NEW YORK (CNNMoney.com) -- States filled an $84 billion gap to balance their 2011 fiscal year budgets, which took effect earlier this month. But they could collectively face a new $12 billion hole if Congress fails to help cover growing Medicaid costs.
Without another injection of government money for Medicaid, four states -- California, Texas, North Carolina and New York -- could face new gaps exceeding $1 billion each, while 21 others could see shortfalls over $100 million, according to a budget report issued by the National Conference of State Legislatures.
The Recovery Act initially paid out additional money for the insurance program -- which helps the poor -- through Dec. 31, the halfway point for most states' 2011 budgets.

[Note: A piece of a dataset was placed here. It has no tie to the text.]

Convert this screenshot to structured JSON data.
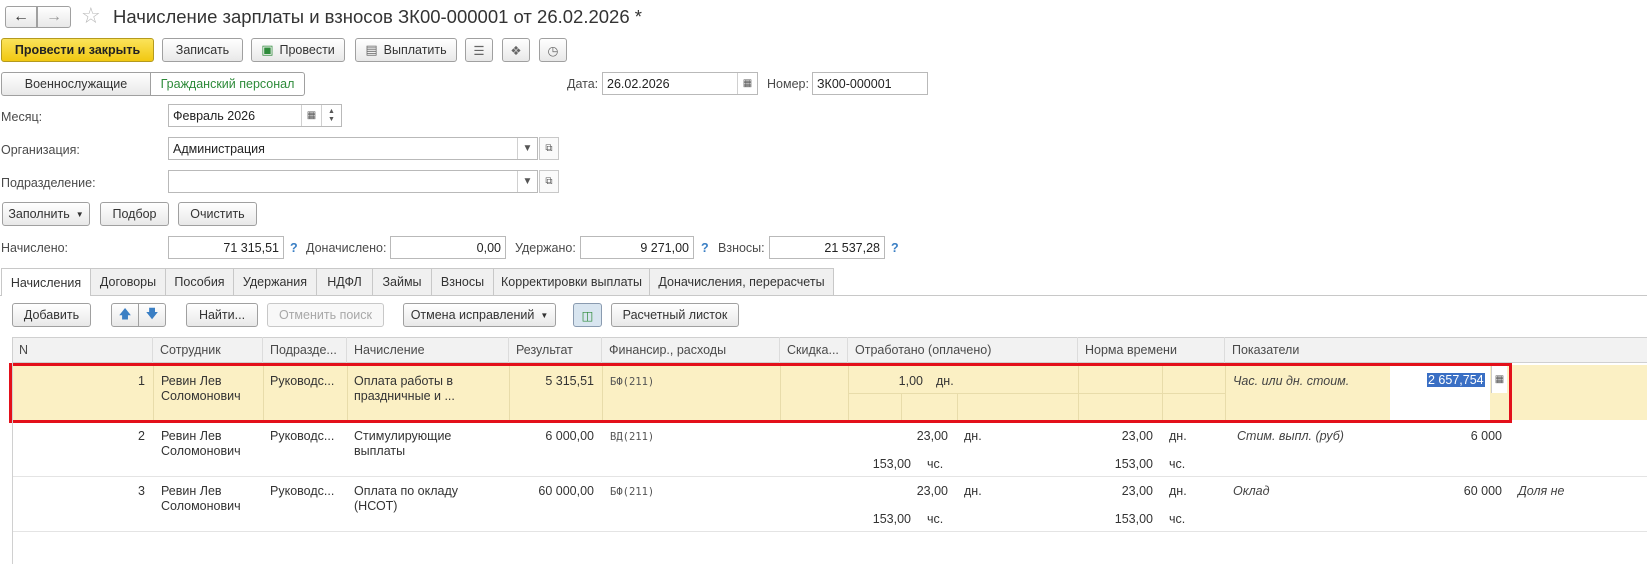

Then, earlier this year the House and the Senate approved measures that extended the payments through June 30, 2011. As a result, many state legislatures became optimistic and planned their budgets around having the additional funding.
But the bills have since fallen victim to mounting concerns over the national deficit.
And though state officials say revenue is beginning to pick up and will likely surpass 2010 collections, the growth is still not sufficient to offset the loss of stimulus funds.
"States are in a tenuous fiscal position, teetering between delicate revenue improvement and the end of the federal stimulus funds," said Corina Eckl, National Conference of State Legislatures' fiscal program director.
"If Congress decides not to extend enhanced [Medicaid] rates for six months, it will be another blow to the states' fragile recovery," she added.
In fact, a majority of states are also worried about budget challenges for fiscal years 2012 and 2013. So far, 33 states anticipate gaps totaling $72 billion for 2012, and 23 states predict shortfalls amounting to $64 billion for 2013.
Wells Fargo is under increasing pressure to punish the executives who oversaw the bank during a massive fraud that involved creating more than 2 million unauthorized accounts. More
American voters of all different political and socioeconomic backgrounds tell CNNMoney they are really unhappy with Donald Trump and Hillary Clinton. The concern is whether they will stay home on Election Day -- or pull back on their spending. More
In 1998, Ntsiki Biyela won a scholarship to study wine making. Now she's about to launch her own brand. More
The nationwide college financial aid form, FAFSA, has changed. That means you need to apply earlier -- as soon as October 1. Here's what you need to know. More